© Mvere et al; licensee BioMed Central Ltd. 2009
Published: 26 October 2009
Locally advanced primary breast cancer (LAPC) is associated with a high risk of metastatic disease in spite of multimodality treatment. The aim of this study was to describe and compare the patterns of metastatic disease of the non-inflammatory (nIBC) and inflammatory (IBC) breast cancer subtypes as detected by staging computed tomography scan of the chest, abdomen and pelvis (CTCAP).
Over a 29 month period, 97 patients underwent staging CTCAP for LAPC or IBC and were identified from the hospital's computerised radiology system. The formal staging CTCAP scan and initial core biopsy pathology reports were reviewed. Statistical analyses were carried out using Fisher's exact test or chi square test via an online analysis package ('SISA-Binomial').

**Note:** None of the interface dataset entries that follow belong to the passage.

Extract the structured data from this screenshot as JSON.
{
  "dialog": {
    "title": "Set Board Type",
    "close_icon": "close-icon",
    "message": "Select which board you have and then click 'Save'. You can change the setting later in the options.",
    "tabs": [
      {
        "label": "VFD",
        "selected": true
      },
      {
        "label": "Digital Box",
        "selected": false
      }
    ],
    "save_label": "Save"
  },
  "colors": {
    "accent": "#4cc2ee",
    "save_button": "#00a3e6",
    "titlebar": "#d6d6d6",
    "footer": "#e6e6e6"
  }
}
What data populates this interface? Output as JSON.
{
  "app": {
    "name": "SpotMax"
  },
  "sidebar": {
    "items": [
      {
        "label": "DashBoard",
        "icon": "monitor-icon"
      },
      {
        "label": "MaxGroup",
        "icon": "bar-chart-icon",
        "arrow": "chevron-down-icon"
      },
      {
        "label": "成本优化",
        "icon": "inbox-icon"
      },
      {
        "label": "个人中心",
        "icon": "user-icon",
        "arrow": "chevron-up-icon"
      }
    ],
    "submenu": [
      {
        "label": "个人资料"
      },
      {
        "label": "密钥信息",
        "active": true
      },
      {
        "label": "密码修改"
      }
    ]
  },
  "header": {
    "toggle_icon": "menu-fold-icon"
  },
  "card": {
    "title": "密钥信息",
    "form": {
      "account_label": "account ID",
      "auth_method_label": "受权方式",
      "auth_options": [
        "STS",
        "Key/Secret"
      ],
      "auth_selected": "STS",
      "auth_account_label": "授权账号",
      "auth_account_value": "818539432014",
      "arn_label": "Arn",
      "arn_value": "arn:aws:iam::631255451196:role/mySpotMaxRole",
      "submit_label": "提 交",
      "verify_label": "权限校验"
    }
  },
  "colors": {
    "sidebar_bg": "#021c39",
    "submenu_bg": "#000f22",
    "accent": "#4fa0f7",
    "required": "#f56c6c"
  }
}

Thirty-eight patients (39%) presented with IBC and 59 patients (61%) with nIBC. Out of 97 patients, 16 (16.5%) had metastatic disease at staging CTCAP. Of these, 10 of 38 patients (26%) of the IBC group had metastases compared to 6 of 59 patients (10%) of the nIBC group (P = 0.034). Metastatic disease was present within the lungs, pleura and lymph nodes, with no liver or bone metastases. However, compared to nIBC, IBC patients were more likely to present with pleural metastases (4 of 38 (10.5%) versus 1 of 59 (1.7%), P = 0.05), the majority presenting with bilateral pleural based nodules.
A distinct pattern of pleural metastatic disease has been shown in patients with IBC.
This article is published under license to BioMed Central Ltd.